Written by the TreasureGuide for the exclusive use of treasurebeachesreport.blogspot.com.
|One New Weather Area to Watch.|
Not much to watch in the Atlantic, just this one low pressure area in the Gulf, which doesn't look like it will do us any good.
In a recent email to investors to the Mel Fisher organization, Kim Fisher, talking about the wreck of the Lost Merchant, said the following, I was disappointed because I truly believed I was going to be able to tell you that we found her. It reminded me of what my dad used to say, “If it was easy everybody would be doing it.”
That is an important statement. Most people take the "easier" way.
Not too long ago I was talking about the factors involved in metal detecting success and I talked about a factor that I called Extreme Effort. I was talking about the ability and willingness to go a little farther than others - the ability and willingness to walk miles to a site or hunt in rough water or extreme weather or conditions. The ability and willingness to do the more difficult thing and work the more difficult sites under difficult conditions and make the difficult find is something that can separate you from the others.
When you see lots of other people working the same site, some, if not most, are probably taking the easy way. Instead of doing the research or finding their own site, they are following the crowd. They might also be putting in long hours or working harder in some other ways, but in at least that one way they are taking the easier path.
I mentioned yesterday a few things I found through genealogy research. I mentioned how some regular pioneers in the 18th Century were captured and killed. Life for them wasn't easy. Somebody is always paving the way for those that follow.
We all choose at times to take the easy way. Michael E. didn't take the easy way when he returned the $4000 ring that he found. For those with a deeply ingrained sense of right and wrong it might be the easy way, but for others that could be very difficult.
Was Michael rewarded? I don't know. What I do know is the reward wasn't what motivated him, and I don't see mention that it ever happened. It could have, but it might not.
From my experience, most people do not give a reward to detectorists that return cherished items. Some do, but not many. It is easier, I guess, to not recognize another person's efforts and moral decisions than it is to compensate others for their good and productive efforts.
It can be difficult to determine what is easy or difficult for someone else. It partly depends upon who they are and what values they hold most deeply.

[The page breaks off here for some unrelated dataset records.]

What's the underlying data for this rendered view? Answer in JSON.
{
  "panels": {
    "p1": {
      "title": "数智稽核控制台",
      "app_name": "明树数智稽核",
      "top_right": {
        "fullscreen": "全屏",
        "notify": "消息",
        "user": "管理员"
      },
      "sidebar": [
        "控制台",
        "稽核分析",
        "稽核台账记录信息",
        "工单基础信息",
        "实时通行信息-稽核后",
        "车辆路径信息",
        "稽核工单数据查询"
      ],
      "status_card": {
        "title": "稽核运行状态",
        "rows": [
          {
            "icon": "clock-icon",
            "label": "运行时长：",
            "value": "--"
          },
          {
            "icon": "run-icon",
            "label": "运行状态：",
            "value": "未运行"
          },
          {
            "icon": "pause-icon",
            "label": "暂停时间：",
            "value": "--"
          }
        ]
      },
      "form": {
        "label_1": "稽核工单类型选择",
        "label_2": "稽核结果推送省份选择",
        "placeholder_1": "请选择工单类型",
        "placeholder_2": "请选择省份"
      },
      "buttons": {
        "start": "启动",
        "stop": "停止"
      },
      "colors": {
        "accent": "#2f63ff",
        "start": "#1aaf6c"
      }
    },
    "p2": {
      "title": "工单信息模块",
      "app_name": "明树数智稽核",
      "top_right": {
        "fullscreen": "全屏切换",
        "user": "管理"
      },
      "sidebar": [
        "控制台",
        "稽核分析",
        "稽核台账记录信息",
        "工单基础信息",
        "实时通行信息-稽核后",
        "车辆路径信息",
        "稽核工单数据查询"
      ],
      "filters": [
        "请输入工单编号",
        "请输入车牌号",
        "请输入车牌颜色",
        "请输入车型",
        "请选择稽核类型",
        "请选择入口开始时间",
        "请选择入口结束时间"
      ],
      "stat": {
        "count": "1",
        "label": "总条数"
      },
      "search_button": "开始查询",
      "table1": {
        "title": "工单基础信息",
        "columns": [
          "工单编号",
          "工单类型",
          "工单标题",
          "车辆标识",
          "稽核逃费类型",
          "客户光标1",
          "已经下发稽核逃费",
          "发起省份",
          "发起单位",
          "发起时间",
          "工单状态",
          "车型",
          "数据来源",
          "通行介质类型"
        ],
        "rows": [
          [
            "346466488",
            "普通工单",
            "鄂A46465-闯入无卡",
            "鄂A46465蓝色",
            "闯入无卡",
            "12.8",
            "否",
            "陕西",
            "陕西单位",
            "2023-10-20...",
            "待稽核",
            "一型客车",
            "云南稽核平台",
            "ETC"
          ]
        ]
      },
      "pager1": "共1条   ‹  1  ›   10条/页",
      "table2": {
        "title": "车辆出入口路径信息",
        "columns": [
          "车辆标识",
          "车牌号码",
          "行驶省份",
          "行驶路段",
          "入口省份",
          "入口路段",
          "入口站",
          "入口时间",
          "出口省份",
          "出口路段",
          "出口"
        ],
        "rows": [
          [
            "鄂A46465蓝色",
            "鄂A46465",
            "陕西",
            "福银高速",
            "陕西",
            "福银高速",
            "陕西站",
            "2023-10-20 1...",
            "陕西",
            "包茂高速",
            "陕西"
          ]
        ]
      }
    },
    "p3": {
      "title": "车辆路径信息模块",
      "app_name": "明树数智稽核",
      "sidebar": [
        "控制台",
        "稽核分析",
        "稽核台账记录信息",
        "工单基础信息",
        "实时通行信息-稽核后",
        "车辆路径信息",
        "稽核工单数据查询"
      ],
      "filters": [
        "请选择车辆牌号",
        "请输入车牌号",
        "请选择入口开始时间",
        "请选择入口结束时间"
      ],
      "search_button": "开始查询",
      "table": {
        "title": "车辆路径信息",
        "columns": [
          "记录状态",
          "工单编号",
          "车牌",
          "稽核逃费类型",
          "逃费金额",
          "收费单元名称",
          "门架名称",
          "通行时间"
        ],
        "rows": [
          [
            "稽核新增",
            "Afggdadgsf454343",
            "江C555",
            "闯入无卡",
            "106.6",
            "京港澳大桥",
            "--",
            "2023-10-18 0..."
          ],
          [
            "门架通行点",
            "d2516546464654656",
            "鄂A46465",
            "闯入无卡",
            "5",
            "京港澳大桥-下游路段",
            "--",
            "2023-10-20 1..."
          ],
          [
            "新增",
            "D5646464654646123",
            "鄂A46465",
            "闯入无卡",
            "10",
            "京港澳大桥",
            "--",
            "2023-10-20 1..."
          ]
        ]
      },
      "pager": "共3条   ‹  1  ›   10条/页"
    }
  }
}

You might remember the story of an early (1899) torpedo that was found by Navy dolphins off the coast of San Diego last March. One of only three known to exist, the torpedo which was marked, "U.S.N. No. 24," has been identified.
Research revealed that only eight ships had been outfitted with Howell Torpedoes. Of those, only the USS Marblehead and the USS Iowa were in the Pacific where the torpedo was found. Deck logs found in the National Archives revealed that in December of 1899, the Iowa lost the Howell No. 24."
I've entertained the idea of training an otter to go pick up coins or shiny objects on the ocean floor. Let some of those little fellows browse around and I bet they would eventually pick up something interesting if you could convince them to keep focused. A tasty fish or shellfish reward might do the job. I think that might work better than an ROV. By the way Dolores is giving the Lost Merchant guys some trouble. I personally don't like to get any more technical than absolutely necessary. I hate equipment problems.
I've been using this hot summer weather to try to get my foot injury healed up and haven't been to the beach much lately. When I would go, it would set the injury back again, so I've been giving it a break. I have been very busy lately anyhow.
I hope you take the advice about looking into genealogy as a research tool. You might come up with some good information that you can't get anywhere else. I found the name of a couple of ships that my ancestors came across the ocean on in 1733. I found the name of the ships too. That was a bad year for some treasure galleons, as you probably know.
The tides on the Treasure Coast will be about the same as yesterday - maybe the low tide won't be quite as low.
Still a lot of sand out there. I think most people are after modern jewelry now unless you have permits and blowers.
The surf today is still running around 2 - 3 feet, and the wind mostly from the East. I don't see any real change coming for at least a few more days.